Who wouldn't want to live close to miles of beaches amidst the near-perfect climate of San Diego? This ideally located city with tons of outdoor amenities is a great place to live, but it will stretch and probably break the average budget.
Be prepared to encounter housing costs that exceed the national average by 138%. Costs for transportation are also five times higher in San Diego than in most other US cities.
The housing market is on fire in this northwestern city that's known for its coffee, tech companies, and rock bands. In fact, you will spend 94% more on housing in Seattle than many other US cities, on average. A small, 480-square-foot rental will cost upwards of $2,000 per month in the more exclusive sections of town. Buying a private house in Seattle costs about $750,000., making this city the third-most expensive in the US housing market.
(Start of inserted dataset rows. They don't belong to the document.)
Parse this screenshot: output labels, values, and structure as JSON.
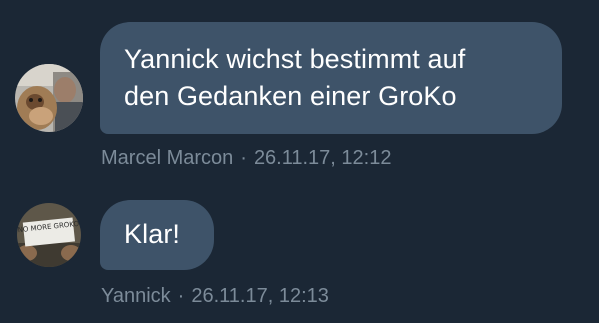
{
  "messages": [
    {
      "lines": [
        "Yannick wichst bestimmt auf",
        "den Gedanken einer GroKo"
      ],
      "author": "Marcel Marcon",
      "separator": "·",
      "timestamp": "26.11.17, 12:12",
      "avatar": "user-photo-marcel-avatar"
    },
    {
      "lines": [
        "Klar!"
      ],
      "author": "Yannick",
      "separator": "·",
      "timestamp": "26.11.17, 12:13",
      "avatar": "user-photo-yannick-avatar",
      "avatar_text": "NO MORE GROKO"
    }
  ],
  "colors": {
    "background": "#1b2735",
    "bubble": "#3e5369",
    "message_text": "#ffffff",
    "meta_text": "#7c8b99"
  }
}
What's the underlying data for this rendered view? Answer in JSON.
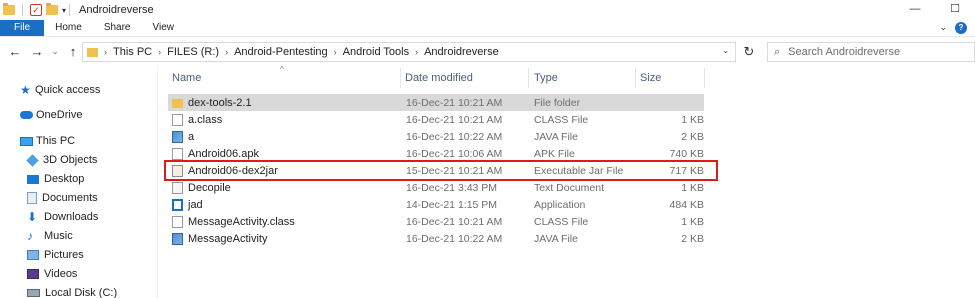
{
  "window": {
    "title": "Androidreverse",
    "minimize_glyph": "—",
    "restore_glyph": "☐"
  },
  "ribbon": {
    "tabs": [
      "File",
      "Home",
      "Share",
      "View"
    ]
  },
  "address": {
    "crumbs": [
      "This PC",
      "FILES (R:)",
      "Android-Pentesting",
      "Android Tools",
      "Androidreverse"
    ],
    "search_placeholder": "Search Androidreverse"
  },
  "nav": {
    "items": [
      {
        "label": "Quick access",
        "icon": "quick-access-star-icon"
      },
      {
        "label": "OneDrive",
        "icon": "onedrive-cloud-icon"
      },
      {
        "label": "This PC",
        "icon": "this-pc-icon"
      },
      {
        "label": "3D Objects",
        "icon": "3d-objects-icon"
      },
      {
        "label": "Desktop",
        "icon": "desktop-icon"
      },
      {
        "label": "Documents",
        "icon": "documents-icon"
      },
      {
        "label": "Downloads",
        "icon": "downloads-icon"
      },
      {
        "label": "Music",
        "icon": "music-icon"
      },
      {
        "label": "Pictures",
        "icon": "pictures-icon"
      },
      {
        "label": "Videos",
        "icon": "videos-icon"
      },
      {
        "label": "Local Disk (C:)",
        "icon": "local-disk-icon"
      }
    ]
  },
  "columns": {
    "name": "Name",
    "date": "Date modified",
    "type": "Type",
    "size": "Size"
  },
  "files": [
    {
      "name": "dex-tools-2.1",
      "date": "16-Dec-21 10:21 AM",
      "type": "File folder",
      "size": "",
      "icon": "folder-icon",
      "selected": true
    },
    {
      "name": "a.class",
      "date": "16-Dec-21 10:21 AM",
      "type": "CLASS File",
      "size": "1 KB",
      "icon": "class-file-icon"
    },
    {
      "name": "a",
      "date": "16-Dec-21 10:22 AM",
      "type": "JAVA File",
      "size": "2 KB",
      "icon": "java-file-icon"
    },
    {
      "name": "Android06.apk",
      "date": "16-Dec-21 10:06 AM",
      "type": "APK File",
      "size": "740 KB",
      "icon": "apk-file-icon"
    },
    {
      "name": "Android06-dex2jar",
      "date": "15-Dec-21 10:21 AM",
      "type": "Executable Jar File",
      "size": "717 KB",
      "icon": "jar-file-icon",
      "highlighted": true
    },
    {
      "name": "Decopile",
      "date": "16-Dec-21 3:43 PM",
      "type": "Text Document",
      "size": "1 KB",
      "icon": "text-document-icon"
    },
    {
      "name": "jad",
      "date": "14-Dec-21 1:15 PM",
      "type": "Application",
      "size": "484 KB",
      "icon": "application-icon"
    },
    {
      "name": "MessageActivity.class",
      "date": "16-Dec-21 10:21 AM",
      "type": "CLASS File",
      "size": "1 KB",
      "icon": "class-file-icon"
    },
    {
      "name": "MessageActivity",
      "date": "16-Dec-21 10:22 AM",
      "type": "JAVA File",
      "size": "2 KB",
      "icon": "java-file-icon"
    }
  ],
  "colors": {
    "accent": "#1a6fc4",
    "highlight_box": "#e01919",
    "selected_row": "#d9d9d9"
  }
}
If you're considering purchasing a home in San Jose, be ready to pay about $1.2 million for it. Housing prices have risen about 23% as home inventory has decreased in this town that sits right in Silicon Valley. A one-bedroom rental goes for more than $2,000, making San Jose America's 4th most expensive market for rentals.
Boston is one of the country's most popular cities, with its unrivaled universities, top-notch medical centers, and iconic historical sites. Although not quite as expensive as New York, Boston is still above the national average when it comes to housing and food costs.
Expect to spend over $1800 a month for a studio apartment and more than $2 million if you want to buy a home in the Back Bay area.